It comes after comments from Donald Trump raised concerns that if re-elected, he could embolden Russia to attack other countries besides Ukraine.
The governments of Poland, France and Germany have vowed to make Europe a defence power with a greater ability to back Ukraine, as fears grow that former US president Donald Trump might return to the White House and allow Russia to expand its aggression on the continent.
The foreign ministers of the three countries met in the Paris suburb of La Celle-Saint-Cloud on Monday to hold talks about Ukraine, amid other issues.
The ministers discussed reviving the so-called Weimar Triangle, a long dormant regional grouping that was designed to promote cooperation between France, Germany and Poland.
Polish Prime Minister Donald Tusk, who met with French President Emmanuel Macron in Paris and German Chancellor Olaf Scholz in Berlin on Monday, said he wanted to “revitalise” his nation’s relations with its key European partners.
“There is no reason why we should be so clearly militarily weaker than Russia, and therefore increasing production and intensifying our cooperation are absolutely indisputable priorities,” Mr Tusk said in arguing for the European Union to become “a military power” in its own right.
The diplomatic push came after Mr Trump shocked many in Europe over the weekend by appearing to invite Russia to invade any Nato member not spending enough on its own defence.
“’You didn’t pay? You’re delinquent?’” Mr Trump recounted telling an unidentified Nato member during his presidency.
“‘No, I would not protect you. In fact, I would encourage them to do whatever the hell they want. You gotta pay. You gotta pay your bills’.”
Speaking alongside Mr Tusk in Berlin, Mr Scholz blasted Mr Trump’s comments.
“Nato’s promise of protection is unrestricted – ‘all for one and one for all’,” Mr Scholz said without mentioning the former president by name.
“And let me say clearly for current reasons, any relativisation of Nato’s support guarantee is irresponsible and dangerous, and is in the interest of Russia alone,” the chancellor added.
“No-one can play, or ‘deal,’ with Europe’s security.”

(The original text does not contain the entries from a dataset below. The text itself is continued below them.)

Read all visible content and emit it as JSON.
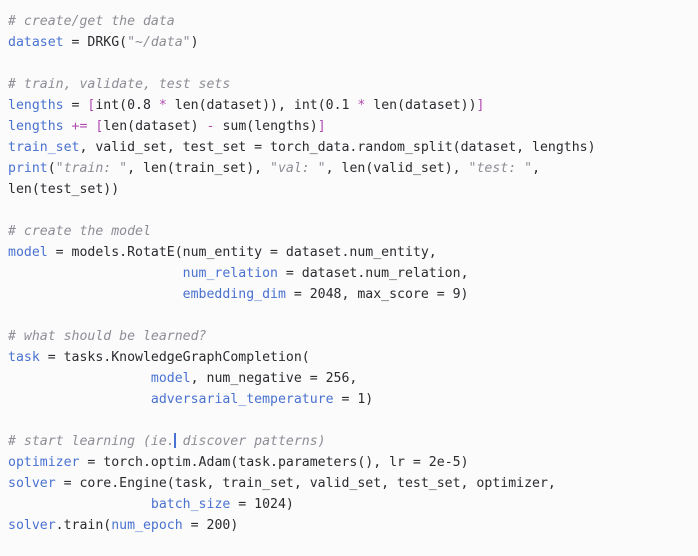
{
  "editor": {
    "background_color": "#fbfbfb",
    "default_text_color": "#2b2b30",
    "language": "python",
    "caret": {
      "visible": true,
      "color": "#4a72d0",
      "line_index": 18,
      "after_text": "# start learning (ie."
    },
    "palette": {
      "variable": "#4a72d0",
      "operator": "#b04ab0",
      "comment": "#8d8d96",
      "string": "#8d8d96",
      "plain": "#2b2b30"
    }
  },
  "code": {
    "plain_text": "# create/get the data\ndataset = DRKG(\"~/data\")\n\n# train, validate, test sets\nlengths = [int(0.8 * len(dataset)), int(0.1 * len(dataset))]\nlengths += [len(dataset) - sum(lengths)]\ntrain_set, valid_set, test_set = torch_data.random_split(dataset, lengths)\nprint(\"train: \", len(train_set), \"val: \", len(valid_set), \"test: \",\nlen(test_set))\n\n# create the model\nmodel = models.RotatE(num_entity = dataset.num_entity,\n                      num_relation = dataset.num_relation,\n                      embedding_dim = 2048, max_score = 9)\n\n# what should be learned?\ntask = tasks.KnowledgeGraphCompletion(\n                  model, num_negative = 256,\n                  adversarial_temperature = 1)\n\n# start learning (ie. discover patterns)\noptimizer = torch.optim.Adam(task.parameters(), lr = 2e-5)\nsolver = core.Engine(task, train_set, valid_set, test_set, optimizer,\n                  batch_size = 1024)\nsolver.train(num_epoch = 200)",
    "lines": [
      {
        "tokens": [
          {
            "t": "# create/get the data",
            "c": "comment"
          }
        ]
      },
      {
        "tokens": [
          {
            "t": "dataset",
            "c": "var"
          },
          {
            "t": " = DRKG(",
            "c": "plain"
          },
          {
            "t": "\"~/data\"",
            "c": "string"
          },
          {
            "t": ")",
            "c": "plain"
          }
        ]
      },
      {
        "tokens": []
      },
      {
        "tokens": [
          {
            "t": "# train, validate, test sets",
            "c": "comment"
          }
        ]
      },
      {
        "tokens": [
          {
            "t": "lengths",
            "c": "var"
          },
          {
            "t": " = ",
            "c": "plain"
          },
          {
            "t": "[",
            "c": "op"
          },
          {
            "t": "int(0.8 ",
            "c": "plain"
          },
          {
            "t": "*",
            "c": "op"
          },
          {
            "t": " len(dataset)), int(0.1 ",
            "c": "plain"
          },
          {
            "t": "*",
            "c": "op"
          },
          {
            "t": " len(dataset))",
            "c": "plain"
          },
          {
            "t": "]",
            "c": "op"
          }
        ]
      },
      {
        "tokens": [
          {
            "t": "lengths",
            "c": "var"
          },
          {
            "t": " ",
            "c": "plain"
          },
          {
            "t": "+=",
            "c": "op"
          },
          {
            "t": " ",
            "c": "plain"
          },
          {
            "t": "[",
            "c": "op"
          },
          {
            "t": "len(dataset) ",
            "c": "plain"
          },
          {
            "t": "-",
            "c": "op"
          },
          {
            "t": " sum(lengths)",
            "c": "plain"
          },
          {
            "t": "]",
            "c": "op"
          }
        ]
      },
      {
        "tokens": [
          {
            "t": "train_set",
            "c": "var"
          },
          {
            "t": ", valid_set, test_set = torch_data.random_split(dataset, lengths)",
            "c": "plain"
          }
        ]
      },
      {
        "tokens": [
          {
            "t": "print",
            "c": "var"
          },
          {
            "t": "(",
            "c": "plain"
          },
          {
            "t": "\"train: \"",
            "c": "string"
          },
          {
            "t": ", len(train_set), ",
            "c": "plain"
          },
          {
            "t": "\"val: \"",
            "c": "string"
          },
          {
            "t": ", len(valid_set), ",
            "c": "plain"
          },
          {
            "t": "\"test: \"",
            "c": "string"
          },
          {
            "t": ",",
            "c": "plain"
          }
        ]
      },
      {
        "tokens": [
          {
            "t": "len(test_set))",
            "c": "plain"
          }
        ]
      },
      {
        "tokens": []
      },
      {
        "tokens": [
          {
            "t": "# create the model",
            "c": "comment"
          }
        ]
      },
      {
        "tokens": [
          {
            "t": "model",
            "c": "var"
          },
          {
            "t": " = models.RotatE(num_entity = dataset.num_entity,",
            "c": "plain"
          }
        ]
      },
      {
        "tokens": [
          {
            "t": "                      ",
            "c": "plain"
          },
          {
            "t": "num_relation",
            "c": "var"
          },
          {
            "t": " = dataset.num_relation,",
            "c": "plain"
          }
        ]
      },
      {
        "tokens": [
          {
            "t": "                      ",
            "c": "plain"
          },
          {
            "t": "embedding_dim",
            "c": "var"
          },
          {
            "t": " = 2048, max_score = 9)",
            "c": "plain"
          }
        ]
      },
      {
        "tokens": []
      },
      {
        "tokens": [
          {
            "t": "# what should be learned?",
            "c": "comment"
          }
        ]
      },
      {
        "tokens": [
          {
            "t": "task",
            "c": "var"
          },
          {
            "t": " = tasks.KnowledgeGraphCompletion(",
            "c": "plain"
          }
        ]
      },
      {
        "tokens": [
          {
            "t": "                  ",
            "c": "plain"
          },
          {
            "t": "model",
            "c": "var"
          },
          {
            "t": ", num_negative = 256,",
            "c": "plain"
          }
        ]
      },
      {
        "tokens": [
          {
            "t": "                  ",
            "c": "plain"
          },
          {
            "t": "adversarial_temperature",
            "c": "var"
          },
          {
            "t": " = 1)",
            "c": "plain"
          }
        ]
      },
      {
        "tokens": []
      },
      {
        "tokens": [
          {
            "t": "# start learning (ie.",
            "c": "comment"
          },
          {
            "t": "CARET",
            "c": "caret"
          },
          {
            "t": " discover patterns)",
            "c": "comment"
          }
        ]
      },
      {
        "tokens": [
          {
            "t": "optimizer",
            "c": "var"
          },
          {
            "t": " = torch.optim.Adam(task.parameters(), lr = 2e-5)",
            "c": "plain"
          }
        ]
      },
      {
        "tokens": [
          {
            "t": "solver",
            "c": "var"
          },
          {
            "t": " = core.Engine(task, train_set, valid_set, test_set, optimizer,",
            "c": "plain"
          }
        ]
      },
      {
        "tokens": [
          {
            "t": "                  ",
            "c": "plain"
          },
          {
            "t": "batch_size",
            "c": "var"
          },
          {
            "t": " = 1024)",
            "c": "plain"
          }
        ]
      },
      {
        "tokens": [
          {
            "t": "solver",
            "c": "var"
          },
          {
            "t": ".train(",
            "c": "plain"
          },
          {
            "t": "num_epoch",
            "c": "var"
          },
          {
            "t": " = 200)",
            "c": "plain"
          }
        ]
      }
    ]
  }
}
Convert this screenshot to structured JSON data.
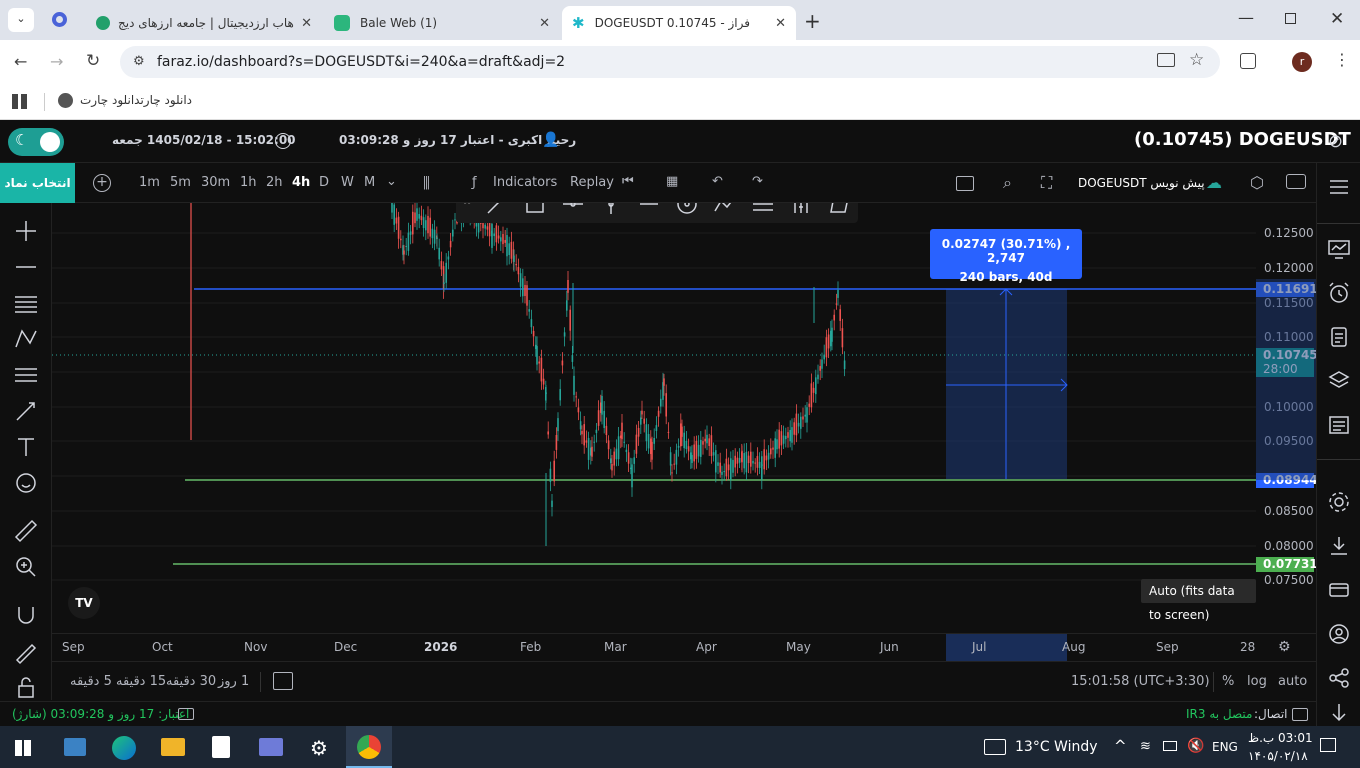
{
  "browser": {
    "tabs": [
      {
        "label": "هاب ارزدیجیتال | جامعه ارزهای دیج"
      },
      {
        "label": "Bale Web (1)"
      },
      {
        "label": "DOGEUSDT 0.10745 - فراز"
      }
    ],
    "new_tab": "+",
    "url": "faraz.io/dashboard?s=DOGEUSDT&i=240&a=draft&adj=2",
    "profile_initial": "r",
    "bookmark": "دانلود چارتدانلود چارت",
    "window_controls": [
      "minimize-icon",
      "restore-icon",
      "close-icon"
    ]
  },
  "header": {
    "symbol_title": "(0.10745)  DOGEUSDT",
    "user": "رحیم اکبری - اعتبار 17 روز و 03:09:28",
    "datetime": "15:02:00 - 1405/02/18 جمعه"
  },
  "toolbar": {
    "select_symbol": "انتخاب نماد",
    "intervals": [
      "1m",
      "5m",
      "30m",
      "1h",
      "2h",
      "4h",
      "D",
      "W",
      "M"
    ],
    "active_interval": "4h",
    "indicators": "Indicators",
    "replay": "Replay",
    "draft_label": "DOGEUSDT پیش نویس"
  },
  "chart": {
    "accent": "#2962ff",
    "up_color": "#26a69a",
    "down_color": "#ef5350",
    "measure": {
      "line1": "0.02747 (30.71%) , 2,747",
      "line2": "240 bars, 40d"
    },
    "tooltip": "Auto (fits data to screen)",
    "price_ticks": [
      "0.12500",
      "0.12000",
      "0.11500",
      "0.11000",
      "0.10000",
      "0.09500",
      "0.08500",
      "0.08000",
      "0.07500"
    ],
    "price_labels": [
      {
        "value": "0.11691",
        "color": "#2962ff"
      },
      {
        "value": "0.10745",
        "sub": "28:00",
        "color": "#089981"
      },
      {
        "value": "0.08944",
        "color": "#2962ff"
      },
      {
        "value": "0.07731",
        "color": "#4caf50"
      }
    ],
    "time_ticks": [
      "Sep",
      "Oct",
      "Nov",
      "Dec",
      "2026",
      "Feb",
      "Mar",
      "Apr",
      "May",
      "Jun",
      "Jul",
      "Aug",
      "Sep",
      "28"
    ],
    "scale_buttons": [
      "A",
      "L"
    ]
  },
  "bottom": {
    "ranges": [
      "5 دقیقه",
      "15 دقیقه",
      "30 دقیقه",
      "1 روز"
    ],
    "clock": "15:01:58 (UTC+3:30)",
    "percent": "%",
    "log": "log",
    "auto": "auto"
  },
  "status": {
    "credit": "اعتبار: 17 روز و 03:09:28 (شارژ)",
    "connection_label": "اتصال:",
    "connection_value": "متصل به IR3"
  },
  "taskbar": {
    "weather": "13°C  Windy",
    "lang": "ENG",
    "time": "03:01 ب.ظ",
    "date": "۱۴۰۵/۰۲/۱۸"
  }
}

Mr Trump’s remarks raised concerns that if re-elected, he could embolden Russia to attack other countries besides Ukraine.
Nato does not require its 31 members to pay bills, but they are expected to invest a certain percentage of their own budgets – ideally, 2% of their gross domestic product – on defence.
Some countries, like Poland, have long met the target. Other European nations ramped up their military spending after Russia invaded Ukraine almost two years ago.
Germany, with a post-Second World War political culture of military caution, was a frequent target of Mr Trump’s scorn during his presidency for falling short of the 2% target, but Berlin announced plans to step up military spending after the full-scale invasion of Ukraine and plans to hit the benchmark this year.
France’s military budget grew in recent years and reached the level of about 2% of GDP.
Polish foreign minister Radek Sikorski noted that he and his French and German counterparts “meet at a dramatic, but also solemn moment”.
He added that Russian President Vladimir Putin “must not be allowed to win this war. We must fulfil our obligations toward Ukraine”.
French Foreign Minister Stephane Sejourne said “each minute counts to get Europeans prepared to absorb the shock of a scenario that has been well described by Donald Trump”.